*** Opening of Records for the exercise ***

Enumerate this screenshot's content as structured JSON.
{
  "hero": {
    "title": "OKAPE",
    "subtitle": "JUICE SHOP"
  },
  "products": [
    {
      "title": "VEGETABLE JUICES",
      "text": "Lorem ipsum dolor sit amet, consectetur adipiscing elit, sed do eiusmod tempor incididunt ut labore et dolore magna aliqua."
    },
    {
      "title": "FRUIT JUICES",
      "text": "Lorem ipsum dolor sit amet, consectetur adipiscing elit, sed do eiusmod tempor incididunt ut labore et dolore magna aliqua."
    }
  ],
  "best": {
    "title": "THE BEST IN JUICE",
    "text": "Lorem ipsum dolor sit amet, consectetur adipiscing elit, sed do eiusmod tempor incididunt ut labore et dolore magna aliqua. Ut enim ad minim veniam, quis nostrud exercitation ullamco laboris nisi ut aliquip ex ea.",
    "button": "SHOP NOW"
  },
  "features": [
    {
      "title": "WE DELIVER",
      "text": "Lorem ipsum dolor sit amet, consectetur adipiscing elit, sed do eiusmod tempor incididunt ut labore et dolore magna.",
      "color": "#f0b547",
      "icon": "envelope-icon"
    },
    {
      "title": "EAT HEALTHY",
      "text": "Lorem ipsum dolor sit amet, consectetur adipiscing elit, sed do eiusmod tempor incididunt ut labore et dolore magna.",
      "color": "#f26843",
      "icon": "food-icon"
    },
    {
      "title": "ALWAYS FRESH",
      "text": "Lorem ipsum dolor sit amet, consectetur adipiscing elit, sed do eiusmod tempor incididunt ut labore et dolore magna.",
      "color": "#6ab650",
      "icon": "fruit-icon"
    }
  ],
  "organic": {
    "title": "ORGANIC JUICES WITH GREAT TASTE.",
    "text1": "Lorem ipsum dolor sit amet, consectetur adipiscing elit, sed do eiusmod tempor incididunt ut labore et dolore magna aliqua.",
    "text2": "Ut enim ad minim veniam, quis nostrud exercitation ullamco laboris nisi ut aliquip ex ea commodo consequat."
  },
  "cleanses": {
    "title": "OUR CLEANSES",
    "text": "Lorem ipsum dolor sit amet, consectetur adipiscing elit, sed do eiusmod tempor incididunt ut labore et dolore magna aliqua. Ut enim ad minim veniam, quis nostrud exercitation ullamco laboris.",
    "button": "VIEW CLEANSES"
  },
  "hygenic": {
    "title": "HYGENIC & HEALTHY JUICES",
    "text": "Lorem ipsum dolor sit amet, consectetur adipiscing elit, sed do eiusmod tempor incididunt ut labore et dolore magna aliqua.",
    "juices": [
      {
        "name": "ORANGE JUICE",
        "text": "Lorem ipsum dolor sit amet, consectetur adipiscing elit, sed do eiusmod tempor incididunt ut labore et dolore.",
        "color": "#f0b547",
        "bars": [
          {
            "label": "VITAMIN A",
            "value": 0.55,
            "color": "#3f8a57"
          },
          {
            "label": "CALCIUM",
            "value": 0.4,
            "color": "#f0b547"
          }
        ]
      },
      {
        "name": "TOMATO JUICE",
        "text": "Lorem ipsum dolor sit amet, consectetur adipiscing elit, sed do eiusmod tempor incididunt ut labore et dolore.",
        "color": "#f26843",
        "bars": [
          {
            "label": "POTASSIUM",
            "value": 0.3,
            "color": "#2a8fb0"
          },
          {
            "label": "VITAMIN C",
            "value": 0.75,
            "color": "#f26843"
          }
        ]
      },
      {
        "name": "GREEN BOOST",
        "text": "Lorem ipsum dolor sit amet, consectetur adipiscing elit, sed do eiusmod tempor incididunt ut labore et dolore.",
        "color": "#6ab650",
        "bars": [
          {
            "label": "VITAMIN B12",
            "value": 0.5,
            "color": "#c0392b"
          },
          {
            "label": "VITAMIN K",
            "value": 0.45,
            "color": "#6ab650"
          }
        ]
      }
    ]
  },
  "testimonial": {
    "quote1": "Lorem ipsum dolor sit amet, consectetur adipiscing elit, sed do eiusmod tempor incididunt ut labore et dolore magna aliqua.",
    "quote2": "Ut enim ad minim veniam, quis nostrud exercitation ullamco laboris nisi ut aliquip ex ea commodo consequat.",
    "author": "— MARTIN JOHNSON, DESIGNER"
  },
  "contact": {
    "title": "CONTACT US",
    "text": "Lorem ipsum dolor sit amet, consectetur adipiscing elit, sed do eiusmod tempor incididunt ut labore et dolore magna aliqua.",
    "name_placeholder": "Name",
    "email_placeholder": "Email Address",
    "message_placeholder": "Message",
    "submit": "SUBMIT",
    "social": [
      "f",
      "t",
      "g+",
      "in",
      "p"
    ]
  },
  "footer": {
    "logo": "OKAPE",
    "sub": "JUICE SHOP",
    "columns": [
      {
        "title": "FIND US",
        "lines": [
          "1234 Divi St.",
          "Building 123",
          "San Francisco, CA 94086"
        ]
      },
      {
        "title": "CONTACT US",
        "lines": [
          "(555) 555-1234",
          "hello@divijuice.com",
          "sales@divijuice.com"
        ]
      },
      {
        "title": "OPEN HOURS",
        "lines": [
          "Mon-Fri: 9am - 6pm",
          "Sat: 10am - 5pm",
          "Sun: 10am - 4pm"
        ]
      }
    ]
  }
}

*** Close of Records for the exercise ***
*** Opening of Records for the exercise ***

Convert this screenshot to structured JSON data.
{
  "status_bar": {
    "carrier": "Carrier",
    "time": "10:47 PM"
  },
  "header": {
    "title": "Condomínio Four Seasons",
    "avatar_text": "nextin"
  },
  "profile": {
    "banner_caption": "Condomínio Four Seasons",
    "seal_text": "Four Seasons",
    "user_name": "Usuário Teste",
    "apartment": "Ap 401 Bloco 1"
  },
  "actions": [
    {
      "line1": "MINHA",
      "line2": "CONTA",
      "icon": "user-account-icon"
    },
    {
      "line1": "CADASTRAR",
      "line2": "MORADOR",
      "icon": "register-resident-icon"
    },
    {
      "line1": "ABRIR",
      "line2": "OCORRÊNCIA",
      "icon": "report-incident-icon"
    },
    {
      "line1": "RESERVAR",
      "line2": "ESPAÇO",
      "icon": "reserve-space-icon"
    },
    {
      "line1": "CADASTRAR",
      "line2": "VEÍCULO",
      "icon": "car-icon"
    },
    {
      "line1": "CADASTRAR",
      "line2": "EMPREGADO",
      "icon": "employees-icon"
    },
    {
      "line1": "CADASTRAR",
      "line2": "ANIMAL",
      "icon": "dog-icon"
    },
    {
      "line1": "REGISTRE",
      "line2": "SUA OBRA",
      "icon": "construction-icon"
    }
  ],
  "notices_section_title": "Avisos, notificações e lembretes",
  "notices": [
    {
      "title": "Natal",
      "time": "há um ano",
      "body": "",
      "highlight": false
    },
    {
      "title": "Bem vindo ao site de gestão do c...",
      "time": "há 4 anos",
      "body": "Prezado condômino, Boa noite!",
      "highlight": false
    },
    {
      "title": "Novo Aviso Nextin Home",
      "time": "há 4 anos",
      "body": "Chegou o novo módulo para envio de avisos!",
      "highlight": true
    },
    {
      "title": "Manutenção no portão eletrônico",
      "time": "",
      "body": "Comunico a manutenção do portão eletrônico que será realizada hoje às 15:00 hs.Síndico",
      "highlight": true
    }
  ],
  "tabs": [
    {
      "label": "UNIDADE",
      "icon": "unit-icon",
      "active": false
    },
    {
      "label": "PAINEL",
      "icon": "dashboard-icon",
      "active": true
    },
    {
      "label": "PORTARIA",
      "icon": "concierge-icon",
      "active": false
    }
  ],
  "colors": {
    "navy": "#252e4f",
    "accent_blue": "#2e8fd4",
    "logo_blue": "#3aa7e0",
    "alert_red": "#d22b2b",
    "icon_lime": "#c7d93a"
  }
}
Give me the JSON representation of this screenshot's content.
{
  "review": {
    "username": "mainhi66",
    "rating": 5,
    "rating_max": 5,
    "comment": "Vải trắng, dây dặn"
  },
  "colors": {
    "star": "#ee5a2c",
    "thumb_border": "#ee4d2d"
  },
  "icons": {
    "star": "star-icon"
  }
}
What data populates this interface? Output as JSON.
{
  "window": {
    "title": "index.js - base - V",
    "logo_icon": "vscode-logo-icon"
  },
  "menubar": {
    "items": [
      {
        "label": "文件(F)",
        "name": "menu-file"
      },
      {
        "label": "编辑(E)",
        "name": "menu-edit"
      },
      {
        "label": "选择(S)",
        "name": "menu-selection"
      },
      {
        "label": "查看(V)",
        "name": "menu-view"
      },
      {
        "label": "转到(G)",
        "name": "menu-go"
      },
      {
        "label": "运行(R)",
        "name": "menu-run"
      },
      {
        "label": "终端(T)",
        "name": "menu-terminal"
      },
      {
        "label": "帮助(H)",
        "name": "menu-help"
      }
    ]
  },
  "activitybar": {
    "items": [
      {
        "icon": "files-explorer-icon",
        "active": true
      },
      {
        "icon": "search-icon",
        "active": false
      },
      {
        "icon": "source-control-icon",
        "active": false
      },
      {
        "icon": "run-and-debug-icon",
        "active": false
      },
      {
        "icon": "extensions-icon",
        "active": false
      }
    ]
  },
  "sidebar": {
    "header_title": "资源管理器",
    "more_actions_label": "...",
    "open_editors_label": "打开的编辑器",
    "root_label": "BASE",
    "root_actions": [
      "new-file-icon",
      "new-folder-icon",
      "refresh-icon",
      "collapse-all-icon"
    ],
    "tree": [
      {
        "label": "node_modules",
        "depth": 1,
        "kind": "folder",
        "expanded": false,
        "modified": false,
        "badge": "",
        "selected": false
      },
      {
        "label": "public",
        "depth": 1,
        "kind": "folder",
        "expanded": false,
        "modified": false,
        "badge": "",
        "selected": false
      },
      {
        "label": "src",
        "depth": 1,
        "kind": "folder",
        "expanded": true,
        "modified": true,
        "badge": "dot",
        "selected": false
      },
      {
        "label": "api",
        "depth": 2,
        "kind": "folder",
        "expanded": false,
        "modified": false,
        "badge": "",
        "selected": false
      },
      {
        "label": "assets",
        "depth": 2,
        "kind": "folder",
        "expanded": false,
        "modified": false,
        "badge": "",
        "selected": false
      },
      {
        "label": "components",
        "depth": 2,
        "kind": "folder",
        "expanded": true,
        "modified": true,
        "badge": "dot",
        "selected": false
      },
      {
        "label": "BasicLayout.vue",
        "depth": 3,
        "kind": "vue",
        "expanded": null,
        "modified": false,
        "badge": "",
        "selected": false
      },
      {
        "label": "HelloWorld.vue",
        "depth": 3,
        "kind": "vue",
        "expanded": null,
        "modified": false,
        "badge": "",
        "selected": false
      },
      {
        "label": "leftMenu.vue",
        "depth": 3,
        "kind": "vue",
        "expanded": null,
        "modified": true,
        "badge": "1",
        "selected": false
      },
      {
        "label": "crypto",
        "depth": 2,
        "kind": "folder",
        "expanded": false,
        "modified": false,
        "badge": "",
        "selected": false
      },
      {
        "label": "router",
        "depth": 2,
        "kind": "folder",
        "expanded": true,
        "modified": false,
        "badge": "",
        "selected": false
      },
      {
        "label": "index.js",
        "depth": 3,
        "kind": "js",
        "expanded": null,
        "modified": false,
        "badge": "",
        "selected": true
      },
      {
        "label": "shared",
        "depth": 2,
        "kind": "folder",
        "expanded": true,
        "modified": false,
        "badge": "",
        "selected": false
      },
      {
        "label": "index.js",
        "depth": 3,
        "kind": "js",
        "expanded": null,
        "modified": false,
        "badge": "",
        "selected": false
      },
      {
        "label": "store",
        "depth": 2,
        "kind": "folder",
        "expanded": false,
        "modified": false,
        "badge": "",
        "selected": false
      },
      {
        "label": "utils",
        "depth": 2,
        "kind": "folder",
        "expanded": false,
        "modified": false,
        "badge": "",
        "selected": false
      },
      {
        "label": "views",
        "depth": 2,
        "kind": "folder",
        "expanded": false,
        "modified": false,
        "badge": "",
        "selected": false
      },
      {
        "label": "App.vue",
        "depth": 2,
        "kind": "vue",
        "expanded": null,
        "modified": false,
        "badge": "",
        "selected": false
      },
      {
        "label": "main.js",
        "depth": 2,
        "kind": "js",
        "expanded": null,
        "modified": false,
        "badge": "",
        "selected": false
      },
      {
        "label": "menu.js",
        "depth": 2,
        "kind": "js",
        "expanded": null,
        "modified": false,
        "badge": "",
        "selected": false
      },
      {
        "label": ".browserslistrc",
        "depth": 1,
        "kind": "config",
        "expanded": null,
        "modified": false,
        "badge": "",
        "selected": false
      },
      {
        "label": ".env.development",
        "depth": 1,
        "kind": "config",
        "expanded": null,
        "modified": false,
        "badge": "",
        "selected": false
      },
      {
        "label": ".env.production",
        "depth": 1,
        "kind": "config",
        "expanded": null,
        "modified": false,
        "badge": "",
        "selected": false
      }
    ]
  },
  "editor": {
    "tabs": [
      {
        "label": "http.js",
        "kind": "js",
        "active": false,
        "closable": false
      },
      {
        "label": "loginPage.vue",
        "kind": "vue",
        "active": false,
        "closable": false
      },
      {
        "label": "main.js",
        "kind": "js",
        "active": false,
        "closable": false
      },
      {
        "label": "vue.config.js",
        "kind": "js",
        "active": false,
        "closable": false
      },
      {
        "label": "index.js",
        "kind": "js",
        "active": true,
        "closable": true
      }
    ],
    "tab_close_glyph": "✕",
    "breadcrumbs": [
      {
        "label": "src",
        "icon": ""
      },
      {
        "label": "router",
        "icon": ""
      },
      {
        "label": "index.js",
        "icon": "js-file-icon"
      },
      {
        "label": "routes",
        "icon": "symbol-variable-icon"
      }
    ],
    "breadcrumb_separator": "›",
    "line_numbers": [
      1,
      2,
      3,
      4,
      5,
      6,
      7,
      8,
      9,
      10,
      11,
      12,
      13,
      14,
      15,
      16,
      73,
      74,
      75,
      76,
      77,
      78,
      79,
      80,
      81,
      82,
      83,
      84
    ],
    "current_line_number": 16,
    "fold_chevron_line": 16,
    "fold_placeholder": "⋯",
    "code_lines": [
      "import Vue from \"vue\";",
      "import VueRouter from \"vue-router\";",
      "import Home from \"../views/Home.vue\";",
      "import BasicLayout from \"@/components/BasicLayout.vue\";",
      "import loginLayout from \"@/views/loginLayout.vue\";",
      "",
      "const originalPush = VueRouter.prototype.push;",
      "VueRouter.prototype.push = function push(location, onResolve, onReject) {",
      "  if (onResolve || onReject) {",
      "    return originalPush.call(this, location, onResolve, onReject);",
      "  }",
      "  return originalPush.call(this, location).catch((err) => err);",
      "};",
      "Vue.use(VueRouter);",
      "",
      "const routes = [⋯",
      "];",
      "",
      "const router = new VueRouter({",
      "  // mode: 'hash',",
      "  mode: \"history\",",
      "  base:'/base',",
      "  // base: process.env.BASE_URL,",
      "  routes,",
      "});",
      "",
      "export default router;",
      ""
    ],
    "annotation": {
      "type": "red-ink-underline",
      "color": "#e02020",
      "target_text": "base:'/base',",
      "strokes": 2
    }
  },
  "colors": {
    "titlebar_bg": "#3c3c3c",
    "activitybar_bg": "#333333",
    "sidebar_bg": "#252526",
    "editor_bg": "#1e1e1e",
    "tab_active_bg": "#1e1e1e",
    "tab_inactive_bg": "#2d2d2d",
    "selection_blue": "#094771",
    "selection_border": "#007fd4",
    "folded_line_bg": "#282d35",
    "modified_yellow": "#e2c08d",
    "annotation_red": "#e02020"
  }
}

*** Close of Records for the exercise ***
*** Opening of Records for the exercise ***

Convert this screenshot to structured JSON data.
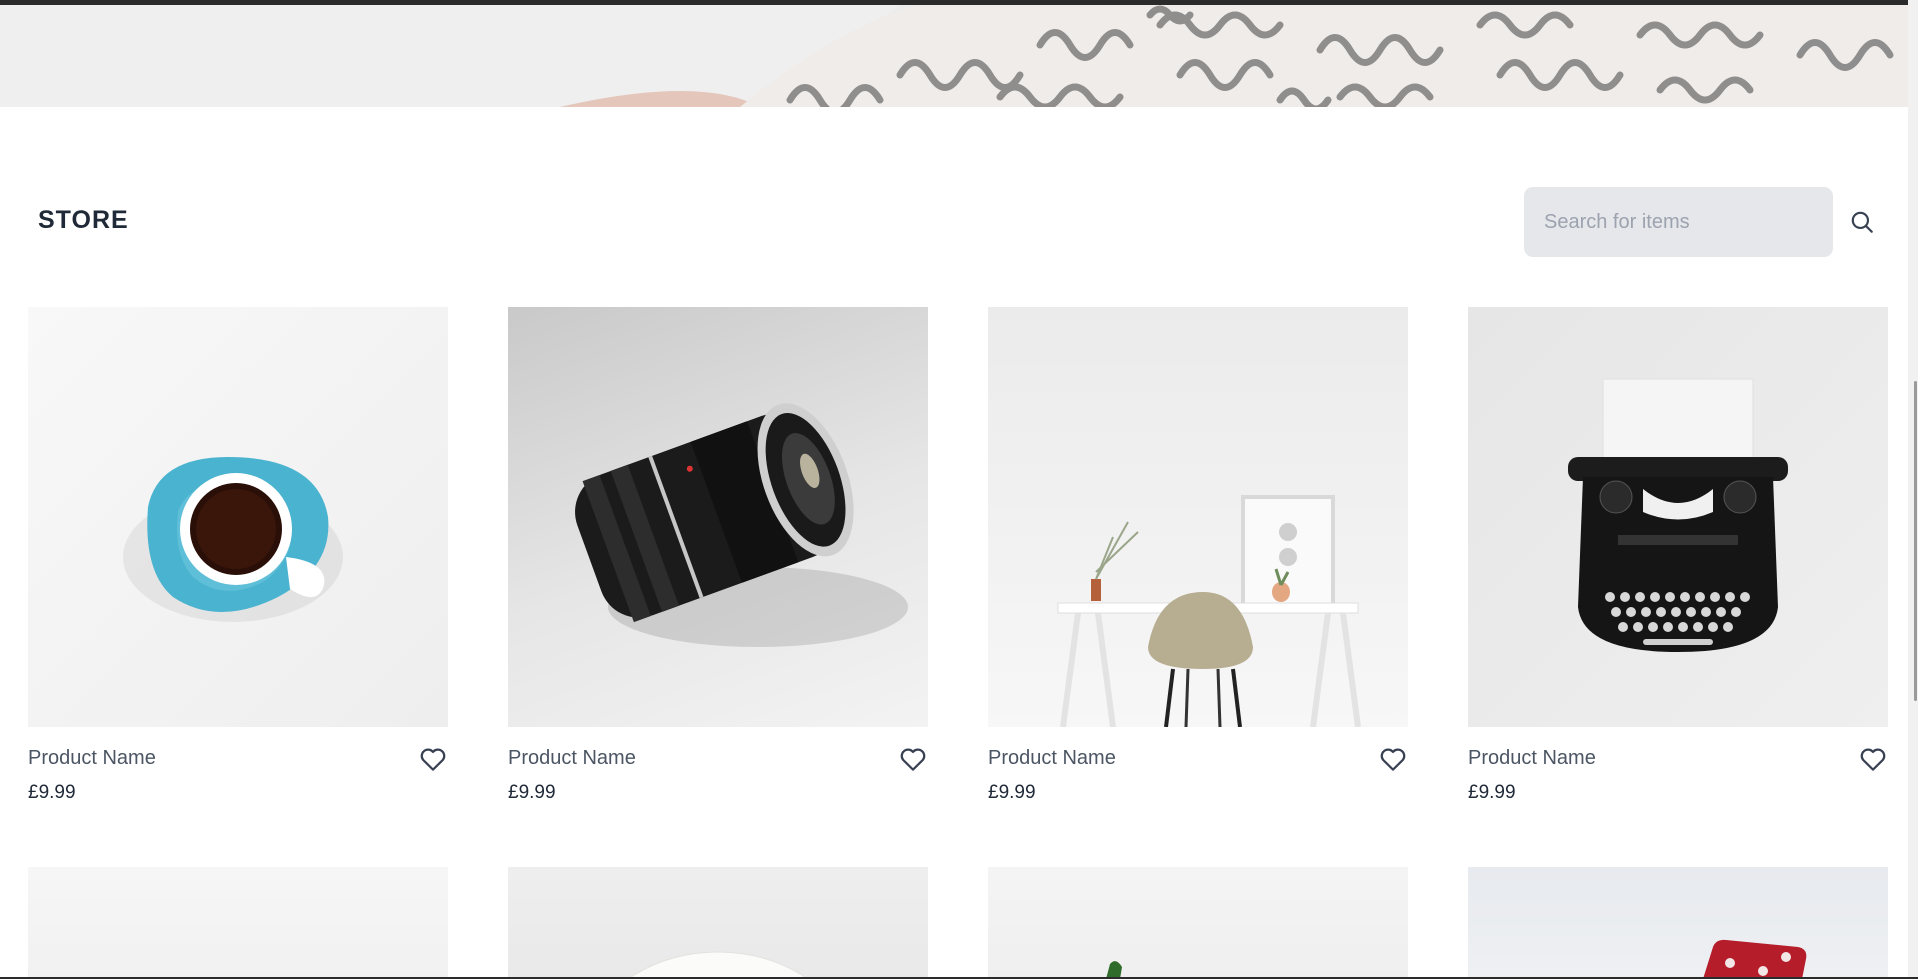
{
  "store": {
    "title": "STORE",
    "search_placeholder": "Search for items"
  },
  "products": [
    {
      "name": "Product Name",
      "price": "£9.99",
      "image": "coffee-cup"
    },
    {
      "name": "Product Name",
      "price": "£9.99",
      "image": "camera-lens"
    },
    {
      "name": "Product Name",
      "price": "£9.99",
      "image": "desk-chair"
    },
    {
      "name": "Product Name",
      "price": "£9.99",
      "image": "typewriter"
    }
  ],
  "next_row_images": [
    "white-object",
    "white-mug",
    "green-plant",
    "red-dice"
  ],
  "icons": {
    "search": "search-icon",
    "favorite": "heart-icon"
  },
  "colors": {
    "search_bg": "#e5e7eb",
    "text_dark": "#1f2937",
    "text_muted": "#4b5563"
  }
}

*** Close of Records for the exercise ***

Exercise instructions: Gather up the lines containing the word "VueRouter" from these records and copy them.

Final answer:
      "import VueRouter from \"vue-router\";",
      "const originalPush = VueRouter.prototype.push;",
      "VueRouter.prototype.push = function push(location, onResolve, onReject) {",
      "Vue.use(VueRouter);",
      "const router = new VueRouter({",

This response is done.